It’s always a matter of personal taste – and if you’re entertaining, your first duty, of course, is to be sensitive to the needs and interests of your guests, especially those who are nonsmokers, dislike the smell of smoke, or are allergic to it. (This might be a good reason for throwing a cigar party, with invitations restricted to those who are interested either in trying a smoke for the first time or who are already committed cigar smokers.)
As far as beverages go, good wine goes with cigars – the finer the wine, the better the mix. Wine and cigars, after all, make a lot of sense together: they’re both acquired tastes, they’re both somewhat bitter, they both need to be aged, and they both need to be savored rather than rushed. Red wine, especially port, is a good possibility. You’ll probably want to steer clear of wines on either the extremely-sweet or extremely-bitter side of the taste scale. For that reason, beaujolais nouveaux and some cabernet sauvignons won’t work. Ultra-bitter or -sweet wines, including white wines, tend to have such a strong taste that they won’t get out of the way and make room for the taste of your stogie, so to speak.
The opposite problem occurs with ultra-subtle wines that won’t assert themselves against the taste of a cigar. Also recommended: red zinfandels, Pinot Noirs, and Spanish and Italian red table wines, which avoid extremes and have a taste strong enough to interact with that of your cigar but not so strong as to dominate it.

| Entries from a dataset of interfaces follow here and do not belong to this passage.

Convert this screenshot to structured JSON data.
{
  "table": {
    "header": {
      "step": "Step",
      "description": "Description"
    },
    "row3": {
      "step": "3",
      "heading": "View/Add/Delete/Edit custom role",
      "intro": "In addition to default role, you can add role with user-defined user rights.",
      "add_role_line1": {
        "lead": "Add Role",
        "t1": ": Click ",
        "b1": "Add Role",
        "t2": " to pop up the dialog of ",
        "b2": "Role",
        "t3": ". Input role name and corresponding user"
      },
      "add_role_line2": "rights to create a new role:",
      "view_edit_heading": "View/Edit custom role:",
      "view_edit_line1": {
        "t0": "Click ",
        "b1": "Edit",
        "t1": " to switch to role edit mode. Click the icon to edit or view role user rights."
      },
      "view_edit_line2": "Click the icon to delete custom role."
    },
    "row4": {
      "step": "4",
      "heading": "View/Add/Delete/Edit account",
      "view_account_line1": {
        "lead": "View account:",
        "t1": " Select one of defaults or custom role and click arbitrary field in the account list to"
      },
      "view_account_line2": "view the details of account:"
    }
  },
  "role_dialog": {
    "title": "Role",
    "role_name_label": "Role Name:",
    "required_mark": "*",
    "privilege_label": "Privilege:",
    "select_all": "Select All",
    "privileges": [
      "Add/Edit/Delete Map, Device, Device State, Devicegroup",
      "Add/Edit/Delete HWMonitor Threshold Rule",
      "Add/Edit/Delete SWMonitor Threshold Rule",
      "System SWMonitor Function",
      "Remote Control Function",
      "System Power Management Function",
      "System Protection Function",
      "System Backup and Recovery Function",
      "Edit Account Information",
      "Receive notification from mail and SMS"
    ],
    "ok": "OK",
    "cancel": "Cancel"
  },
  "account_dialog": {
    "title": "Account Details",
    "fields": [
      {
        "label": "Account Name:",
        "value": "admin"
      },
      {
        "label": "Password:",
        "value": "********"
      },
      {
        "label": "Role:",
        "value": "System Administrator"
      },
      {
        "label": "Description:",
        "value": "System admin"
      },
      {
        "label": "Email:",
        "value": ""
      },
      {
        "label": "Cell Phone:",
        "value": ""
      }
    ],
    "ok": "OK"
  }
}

Beers might work – if they’re well-made, strong-tasting and dark. Stouts and ales work, especially a chocolate stout with a chocolatey puro cigar.
As for liquors, try fine malt whiskey. Or consider a coffee-flavored liquer. Best of all, according to some smokers, serve a fine scotch. Single malt scotch comes especially recommended.
Like mixed drinks? Consider trying a White Russian (the Dude’s drink of choice in the slacker classic The Big Lebowski, a movie that might make a nice background entertainment during your party), or a coffee-based mixed drink such as a Mudslide. (Instructions for making these drinks are easily found online.)
A cocktail that some bartenders have specifically chosen to accompany cigars is the stinger, which mixes creme de menthe and brandy. Several New York hot spots serve this cocktail with cigars.
Be creative and have fun! To round things out, try serving a hard cheese as an appetizer. Generally speaking, the stronger and more distinctive the taste, the better it will go with cigars.